EXERCISE: Gather all lines in the data that hold the string "this".

*** Opening DATA ***

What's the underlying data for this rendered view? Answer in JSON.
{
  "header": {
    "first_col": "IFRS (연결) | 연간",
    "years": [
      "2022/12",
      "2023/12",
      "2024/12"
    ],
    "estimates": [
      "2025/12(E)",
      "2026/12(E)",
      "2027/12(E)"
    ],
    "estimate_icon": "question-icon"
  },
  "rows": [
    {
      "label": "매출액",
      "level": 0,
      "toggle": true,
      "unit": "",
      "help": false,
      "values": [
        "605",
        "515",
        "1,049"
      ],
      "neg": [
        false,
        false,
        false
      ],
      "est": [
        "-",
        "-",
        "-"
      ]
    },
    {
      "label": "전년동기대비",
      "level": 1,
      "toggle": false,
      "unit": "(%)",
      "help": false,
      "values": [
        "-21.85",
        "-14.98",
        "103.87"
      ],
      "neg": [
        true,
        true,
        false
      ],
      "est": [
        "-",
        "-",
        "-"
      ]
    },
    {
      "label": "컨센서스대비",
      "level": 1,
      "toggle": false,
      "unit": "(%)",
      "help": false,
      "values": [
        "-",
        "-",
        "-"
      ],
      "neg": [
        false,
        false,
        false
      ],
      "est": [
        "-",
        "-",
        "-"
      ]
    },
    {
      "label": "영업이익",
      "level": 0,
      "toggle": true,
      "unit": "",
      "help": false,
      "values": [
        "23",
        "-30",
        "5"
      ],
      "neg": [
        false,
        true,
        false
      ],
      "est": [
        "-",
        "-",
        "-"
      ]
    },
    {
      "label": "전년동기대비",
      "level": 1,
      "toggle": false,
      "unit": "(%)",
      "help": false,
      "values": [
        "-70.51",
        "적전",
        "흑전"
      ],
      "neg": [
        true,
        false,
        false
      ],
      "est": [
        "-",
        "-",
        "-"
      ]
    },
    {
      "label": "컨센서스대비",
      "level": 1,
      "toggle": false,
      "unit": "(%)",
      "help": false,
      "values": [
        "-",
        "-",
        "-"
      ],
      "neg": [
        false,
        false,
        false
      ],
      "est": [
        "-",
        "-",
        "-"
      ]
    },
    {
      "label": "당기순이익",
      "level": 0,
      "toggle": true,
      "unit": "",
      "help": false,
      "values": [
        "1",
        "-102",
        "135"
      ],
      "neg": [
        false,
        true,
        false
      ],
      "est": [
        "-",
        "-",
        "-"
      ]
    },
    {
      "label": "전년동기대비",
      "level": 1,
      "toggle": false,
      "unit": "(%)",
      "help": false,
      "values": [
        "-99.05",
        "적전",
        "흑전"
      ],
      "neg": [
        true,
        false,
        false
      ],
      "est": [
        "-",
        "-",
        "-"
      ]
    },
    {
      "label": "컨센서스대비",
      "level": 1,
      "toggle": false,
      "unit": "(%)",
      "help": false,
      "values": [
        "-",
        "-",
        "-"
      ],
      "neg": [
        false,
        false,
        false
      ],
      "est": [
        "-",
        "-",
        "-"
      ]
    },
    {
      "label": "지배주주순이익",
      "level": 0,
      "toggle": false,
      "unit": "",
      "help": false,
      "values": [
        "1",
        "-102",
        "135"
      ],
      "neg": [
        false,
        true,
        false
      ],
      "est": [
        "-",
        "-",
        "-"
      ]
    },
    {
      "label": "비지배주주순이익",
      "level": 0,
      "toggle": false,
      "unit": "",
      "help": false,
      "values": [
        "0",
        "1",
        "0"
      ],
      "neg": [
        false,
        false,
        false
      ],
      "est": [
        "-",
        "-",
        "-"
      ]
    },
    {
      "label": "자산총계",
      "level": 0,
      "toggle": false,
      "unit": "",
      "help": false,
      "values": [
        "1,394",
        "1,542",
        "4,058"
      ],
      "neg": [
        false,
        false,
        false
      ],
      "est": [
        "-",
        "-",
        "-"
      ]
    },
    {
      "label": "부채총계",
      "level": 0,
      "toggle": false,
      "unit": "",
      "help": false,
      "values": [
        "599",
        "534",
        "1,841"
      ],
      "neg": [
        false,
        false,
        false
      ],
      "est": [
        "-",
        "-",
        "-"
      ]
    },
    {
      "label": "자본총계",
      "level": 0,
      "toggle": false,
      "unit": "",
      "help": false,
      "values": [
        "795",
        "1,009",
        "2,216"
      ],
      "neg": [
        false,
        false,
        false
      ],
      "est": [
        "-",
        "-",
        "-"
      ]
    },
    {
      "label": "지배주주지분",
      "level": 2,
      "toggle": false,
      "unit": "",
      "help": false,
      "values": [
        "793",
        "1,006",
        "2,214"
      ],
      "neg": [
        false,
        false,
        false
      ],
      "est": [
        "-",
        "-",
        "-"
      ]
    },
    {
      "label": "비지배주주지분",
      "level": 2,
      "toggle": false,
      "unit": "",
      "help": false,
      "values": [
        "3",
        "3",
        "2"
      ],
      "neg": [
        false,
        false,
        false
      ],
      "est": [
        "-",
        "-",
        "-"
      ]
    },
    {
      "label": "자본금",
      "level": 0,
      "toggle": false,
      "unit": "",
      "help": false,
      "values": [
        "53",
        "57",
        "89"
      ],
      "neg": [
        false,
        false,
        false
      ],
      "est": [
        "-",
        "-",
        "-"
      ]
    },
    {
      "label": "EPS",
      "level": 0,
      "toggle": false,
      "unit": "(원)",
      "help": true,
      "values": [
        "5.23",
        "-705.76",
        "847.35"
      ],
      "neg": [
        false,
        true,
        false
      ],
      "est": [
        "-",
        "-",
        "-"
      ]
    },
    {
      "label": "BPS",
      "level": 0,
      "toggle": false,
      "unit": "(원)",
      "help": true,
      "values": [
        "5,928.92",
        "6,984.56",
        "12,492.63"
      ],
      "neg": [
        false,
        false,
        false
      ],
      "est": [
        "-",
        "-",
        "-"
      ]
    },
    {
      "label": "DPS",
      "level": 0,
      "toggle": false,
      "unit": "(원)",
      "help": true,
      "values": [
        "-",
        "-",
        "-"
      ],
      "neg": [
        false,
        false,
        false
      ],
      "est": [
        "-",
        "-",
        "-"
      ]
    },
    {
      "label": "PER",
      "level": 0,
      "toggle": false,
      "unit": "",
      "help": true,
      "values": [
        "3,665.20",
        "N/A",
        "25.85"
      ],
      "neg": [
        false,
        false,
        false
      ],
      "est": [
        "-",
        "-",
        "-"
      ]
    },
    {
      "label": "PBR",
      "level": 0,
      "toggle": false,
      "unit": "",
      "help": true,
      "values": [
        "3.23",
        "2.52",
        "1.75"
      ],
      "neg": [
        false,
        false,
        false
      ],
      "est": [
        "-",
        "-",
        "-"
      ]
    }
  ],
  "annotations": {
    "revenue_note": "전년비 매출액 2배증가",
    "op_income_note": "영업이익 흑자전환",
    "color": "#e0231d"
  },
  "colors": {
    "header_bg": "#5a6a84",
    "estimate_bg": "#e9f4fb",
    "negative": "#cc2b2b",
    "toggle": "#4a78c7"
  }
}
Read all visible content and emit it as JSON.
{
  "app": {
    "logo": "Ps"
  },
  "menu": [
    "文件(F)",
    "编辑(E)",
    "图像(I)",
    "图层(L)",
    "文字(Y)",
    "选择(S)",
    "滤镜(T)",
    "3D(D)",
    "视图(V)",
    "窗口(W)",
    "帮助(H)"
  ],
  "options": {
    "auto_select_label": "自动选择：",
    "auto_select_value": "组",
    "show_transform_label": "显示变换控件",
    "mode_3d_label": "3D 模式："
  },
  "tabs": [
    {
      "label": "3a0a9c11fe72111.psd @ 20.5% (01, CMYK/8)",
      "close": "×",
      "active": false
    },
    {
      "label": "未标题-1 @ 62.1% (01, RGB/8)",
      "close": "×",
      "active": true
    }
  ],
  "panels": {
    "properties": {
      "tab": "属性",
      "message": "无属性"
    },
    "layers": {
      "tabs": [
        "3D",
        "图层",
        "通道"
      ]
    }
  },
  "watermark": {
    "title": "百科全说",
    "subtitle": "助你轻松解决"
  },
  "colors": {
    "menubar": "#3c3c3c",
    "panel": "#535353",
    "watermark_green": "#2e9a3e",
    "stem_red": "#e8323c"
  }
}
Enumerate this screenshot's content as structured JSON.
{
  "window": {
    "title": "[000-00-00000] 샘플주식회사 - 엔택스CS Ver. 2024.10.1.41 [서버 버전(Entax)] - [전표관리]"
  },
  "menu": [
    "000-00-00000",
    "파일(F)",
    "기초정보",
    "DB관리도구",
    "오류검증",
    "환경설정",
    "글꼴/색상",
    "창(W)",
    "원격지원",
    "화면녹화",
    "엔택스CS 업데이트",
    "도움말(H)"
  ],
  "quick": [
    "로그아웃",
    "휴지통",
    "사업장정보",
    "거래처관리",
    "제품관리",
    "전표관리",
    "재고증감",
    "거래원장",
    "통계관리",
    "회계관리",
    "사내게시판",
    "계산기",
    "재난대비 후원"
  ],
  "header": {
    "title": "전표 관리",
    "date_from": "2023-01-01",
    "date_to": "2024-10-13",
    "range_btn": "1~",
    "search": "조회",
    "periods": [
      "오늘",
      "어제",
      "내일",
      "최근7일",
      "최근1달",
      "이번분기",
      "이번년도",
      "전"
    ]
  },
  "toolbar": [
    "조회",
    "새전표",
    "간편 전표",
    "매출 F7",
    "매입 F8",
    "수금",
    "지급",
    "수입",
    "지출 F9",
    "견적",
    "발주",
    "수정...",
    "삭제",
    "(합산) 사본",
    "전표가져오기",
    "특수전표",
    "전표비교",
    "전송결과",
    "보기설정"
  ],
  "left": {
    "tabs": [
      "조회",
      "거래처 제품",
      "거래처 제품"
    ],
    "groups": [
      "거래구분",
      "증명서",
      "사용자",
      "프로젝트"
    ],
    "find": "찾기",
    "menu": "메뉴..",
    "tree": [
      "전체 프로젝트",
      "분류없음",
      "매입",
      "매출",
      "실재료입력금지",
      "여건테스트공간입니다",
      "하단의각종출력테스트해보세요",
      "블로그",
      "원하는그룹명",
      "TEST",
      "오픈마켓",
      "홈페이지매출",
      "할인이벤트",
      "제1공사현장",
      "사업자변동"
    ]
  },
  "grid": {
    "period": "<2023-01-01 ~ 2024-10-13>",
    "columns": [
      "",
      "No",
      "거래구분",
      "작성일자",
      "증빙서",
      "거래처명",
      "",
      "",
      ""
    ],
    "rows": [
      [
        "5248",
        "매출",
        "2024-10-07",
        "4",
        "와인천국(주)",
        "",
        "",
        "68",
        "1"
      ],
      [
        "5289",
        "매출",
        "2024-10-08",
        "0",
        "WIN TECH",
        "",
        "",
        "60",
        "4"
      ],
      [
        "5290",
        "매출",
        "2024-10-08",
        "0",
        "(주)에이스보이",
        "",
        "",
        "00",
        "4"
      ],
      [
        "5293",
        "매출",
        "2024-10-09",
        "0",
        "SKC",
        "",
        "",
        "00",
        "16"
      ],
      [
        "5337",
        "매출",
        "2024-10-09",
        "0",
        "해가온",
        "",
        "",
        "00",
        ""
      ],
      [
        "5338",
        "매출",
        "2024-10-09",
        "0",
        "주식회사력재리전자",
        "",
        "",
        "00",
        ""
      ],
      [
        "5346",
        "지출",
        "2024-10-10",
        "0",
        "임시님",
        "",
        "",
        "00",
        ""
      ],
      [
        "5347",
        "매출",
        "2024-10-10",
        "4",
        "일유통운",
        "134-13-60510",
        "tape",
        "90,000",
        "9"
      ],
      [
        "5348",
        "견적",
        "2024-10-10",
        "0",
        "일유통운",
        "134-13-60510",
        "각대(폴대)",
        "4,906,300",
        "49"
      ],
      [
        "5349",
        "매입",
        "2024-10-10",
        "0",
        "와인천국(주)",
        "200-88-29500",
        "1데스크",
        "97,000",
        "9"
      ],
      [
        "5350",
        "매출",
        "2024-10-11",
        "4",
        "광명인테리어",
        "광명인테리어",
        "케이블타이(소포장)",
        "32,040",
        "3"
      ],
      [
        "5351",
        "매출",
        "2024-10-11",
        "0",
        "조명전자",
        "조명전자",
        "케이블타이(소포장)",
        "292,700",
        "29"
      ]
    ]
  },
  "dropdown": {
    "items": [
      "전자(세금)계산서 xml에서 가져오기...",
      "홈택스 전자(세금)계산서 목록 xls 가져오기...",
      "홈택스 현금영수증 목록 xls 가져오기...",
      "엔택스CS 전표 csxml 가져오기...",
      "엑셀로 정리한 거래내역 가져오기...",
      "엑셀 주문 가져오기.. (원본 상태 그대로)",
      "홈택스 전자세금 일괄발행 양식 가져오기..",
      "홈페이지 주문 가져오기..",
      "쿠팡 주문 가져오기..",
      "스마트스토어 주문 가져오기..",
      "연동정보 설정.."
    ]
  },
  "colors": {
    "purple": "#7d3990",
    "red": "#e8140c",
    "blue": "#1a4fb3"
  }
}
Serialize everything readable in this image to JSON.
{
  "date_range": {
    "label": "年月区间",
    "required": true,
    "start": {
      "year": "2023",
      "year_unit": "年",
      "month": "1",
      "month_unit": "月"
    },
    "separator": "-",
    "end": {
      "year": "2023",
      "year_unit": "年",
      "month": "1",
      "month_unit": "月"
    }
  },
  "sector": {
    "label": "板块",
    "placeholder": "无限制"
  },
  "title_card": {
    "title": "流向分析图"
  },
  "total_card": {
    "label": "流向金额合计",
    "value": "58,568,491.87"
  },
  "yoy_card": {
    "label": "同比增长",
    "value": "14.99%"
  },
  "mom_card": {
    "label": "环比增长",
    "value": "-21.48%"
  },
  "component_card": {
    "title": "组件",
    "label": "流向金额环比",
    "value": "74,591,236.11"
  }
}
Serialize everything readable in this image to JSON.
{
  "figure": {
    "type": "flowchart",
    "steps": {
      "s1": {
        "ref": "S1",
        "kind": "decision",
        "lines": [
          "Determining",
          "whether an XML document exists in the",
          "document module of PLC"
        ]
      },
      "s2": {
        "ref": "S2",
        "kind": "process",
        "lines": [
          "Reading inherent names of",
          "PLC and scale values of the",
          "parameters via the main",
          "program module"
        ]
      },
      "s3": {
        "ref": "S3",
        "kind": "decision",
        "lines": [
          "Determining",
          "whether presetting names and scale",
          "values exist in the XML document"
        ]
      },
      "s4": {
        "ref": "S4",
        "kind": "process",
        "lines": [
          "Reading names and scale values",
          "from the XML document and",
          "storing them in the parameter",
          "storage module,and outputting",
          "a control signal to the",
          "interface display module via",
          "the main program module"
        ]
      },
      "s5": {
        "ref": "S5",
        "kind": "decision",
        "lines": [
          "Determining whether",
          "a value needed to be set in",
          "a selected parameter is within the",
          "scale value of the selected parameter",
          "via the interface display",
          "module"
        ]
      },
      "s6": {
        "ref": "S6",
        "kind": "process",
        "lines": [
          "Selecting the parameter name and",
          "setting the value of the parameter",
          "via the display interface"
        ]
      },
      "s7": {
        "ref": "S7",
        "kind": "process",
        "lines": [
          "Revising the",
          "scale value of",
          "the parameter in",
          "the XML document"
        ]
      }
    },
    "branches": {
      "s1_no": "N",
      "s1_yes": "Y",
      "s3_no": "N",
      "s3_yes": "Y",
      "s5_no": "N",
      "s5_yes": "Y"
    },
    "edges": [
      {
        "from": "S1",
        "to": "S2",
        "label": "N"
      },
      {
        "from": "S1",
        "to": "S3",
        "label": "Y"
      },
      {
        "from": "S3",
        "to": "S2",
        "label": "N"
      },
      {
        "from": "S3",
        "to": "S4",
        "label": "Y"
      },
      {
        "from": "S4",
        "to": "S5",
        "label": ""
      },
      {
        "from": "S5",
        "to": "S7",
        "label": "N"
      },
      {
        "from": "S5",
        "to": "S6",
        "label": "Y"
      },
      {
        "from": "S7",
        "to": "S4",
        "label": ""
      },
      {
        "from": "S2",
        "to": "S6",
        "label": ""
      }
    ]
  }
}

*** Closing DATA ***

REPLY:
What's the underlying data for this rendered view? Answer in JSON.
Enumerate this screenshot's content as structured JSON.
Serialize everything readable in this image to JSON.
Serialize everything readable in this image to JSON.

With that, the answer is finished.